(Beginning of Recorded information)

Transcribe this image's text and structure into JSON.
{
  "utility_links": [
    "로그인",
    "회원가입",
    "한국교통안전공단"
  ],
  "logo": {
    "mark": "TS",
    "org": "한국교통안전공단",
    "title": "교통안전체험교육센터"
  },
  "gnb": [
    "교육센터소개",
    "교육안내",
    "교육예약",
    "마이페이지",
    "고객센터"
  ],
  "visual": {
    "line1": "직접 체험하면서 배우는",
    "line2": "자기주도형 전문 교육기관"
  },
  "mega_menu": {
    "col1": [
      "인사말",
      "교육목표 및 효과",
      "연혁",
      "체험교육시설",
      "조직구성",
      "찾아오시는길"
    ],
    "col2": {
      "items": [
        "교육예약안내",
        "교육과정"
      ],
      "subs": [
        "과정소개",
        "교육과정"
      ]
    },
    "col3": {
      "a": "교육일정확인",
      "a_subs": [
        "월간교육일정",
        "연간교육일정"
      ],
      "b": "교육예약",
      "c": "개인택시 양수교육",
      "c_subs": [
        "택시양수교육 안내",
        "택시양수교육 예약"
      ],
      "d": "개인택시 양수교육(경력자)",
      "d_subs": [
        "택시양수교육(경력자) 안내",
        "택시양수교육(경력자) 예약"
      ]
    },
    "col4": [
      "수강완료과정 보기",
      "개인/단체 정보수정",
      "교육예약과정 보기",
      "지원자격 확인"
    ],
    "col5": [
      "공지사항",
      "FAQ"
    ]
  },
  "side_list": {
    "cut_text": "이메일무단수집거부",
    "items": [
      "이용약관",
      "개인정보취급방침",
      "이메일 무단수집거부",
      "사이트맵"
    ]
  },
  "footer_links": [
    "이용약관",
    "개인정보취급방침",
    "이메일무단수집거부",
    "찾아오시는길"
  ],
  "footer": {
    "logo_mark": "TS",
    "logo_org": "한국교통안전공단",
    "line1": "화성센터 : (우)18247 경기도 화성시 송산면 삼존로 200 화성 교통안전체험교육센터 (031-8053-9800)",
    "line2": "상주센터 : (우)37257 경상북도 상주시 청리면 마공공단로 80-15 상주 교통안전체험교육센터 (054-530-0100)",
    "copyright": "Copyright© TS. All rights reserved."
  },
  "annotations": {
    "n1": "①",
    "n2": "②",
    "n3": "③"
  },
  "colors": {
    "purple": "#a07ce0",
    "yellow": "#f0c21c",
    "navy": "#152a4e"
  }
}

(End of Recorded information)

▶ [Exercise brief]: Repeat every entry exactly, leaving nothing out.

▶ [Exercise result]:
Transcribe this image's text and structure into JSON.
{
  "utility_links": [
    "로그인",
    "회원가입",
    "한국교통안전공단"
  ],
  "logo": {
    "mark": "TS",
    "org": "한국교통안전공단",
    "title": "교통안전체험교육센터"
  },
  "gnb": [
    "교육센터소개",
    "교육안내",
    "교육예약",
    "마이페이지",
    "고객센터"
  ],
  "visual": {
    "line1": "직접 체험하면서 배우는",
    "line2": "자기주도형 전문 교육기관"
  },
  "mega_menu": {
    "col1": [
      "인사말",
      "교육목표 및 효과",
      "연혁",
      "체험교육시설",
      "조직구성",
      "찾아오시는길"
    ],
    "col2": {
      "items": [
        "교육예약안내",
        "교육과정"
      ],
      "subs": [
        "과정소개",
        "교육과정"
      ]
    },
    "col3": {
      "a": "교육일정확인",
      "a_subs": [
        "월간교육일정",
        "연간교육일정"
      ],
      "b": "교육예약",
      "c": "개인택시 양수교육",
      "c_subs": [
        "택시양수교육 안내",
        "택시양수교육 예약"
      ],
      "d": "개인택시 양수교육(경력자)",
      "d_subs": [
        "택시양수교육(경력자) 안내",
        "택시양수교육(경력자) 예약"
      ]
    },
    "col4": [
      "수강완료과정 보기",
      "개인/단체 정보수정",
      "교육예약과정 보기",
      "지원자격 확인"
    ],
    "col5": [
      "공지사항",
      "FAQ"
    ]
  },
  "side_list": {
    "cut_text": "이메일무단수집거부",
    "items": [
      "이용약관",
      "개인정보취급방침",
      "이메일 무단수집거부",
      "사이트맵"
    ]
  },
  "footer_links": [
    "이용약관",
    "개인정보취급방침",
    "이메일무단수집거부",
    "찾아오시는길"
  ],
  "footer": {
    "logo_mark": "TS",
    "logo_org": "한국교통안전공단",
    "line1": "화성센터 : (우)18247 경기도 화성시 송산면 삼존로 200 화성 교통안전체험교육센터 (031-8053-9800)",
    "line2": "상주센터 : (우)37257 경상북도 상주시 청리면 마공공단로 80-15 상주 교통안전체험교육센터 (054-530-0100)",
    "copyright": "Copyright© TS. All rights reserved."
  },
  "annotations": {
    "n1": "①",
    "n2": "②",
    "n3": "③"
  },
  "colors": {
    "purple": "#a07ce0",
    "yellow": "#f0c21c",
    "navy": "#152a4e"
  }
}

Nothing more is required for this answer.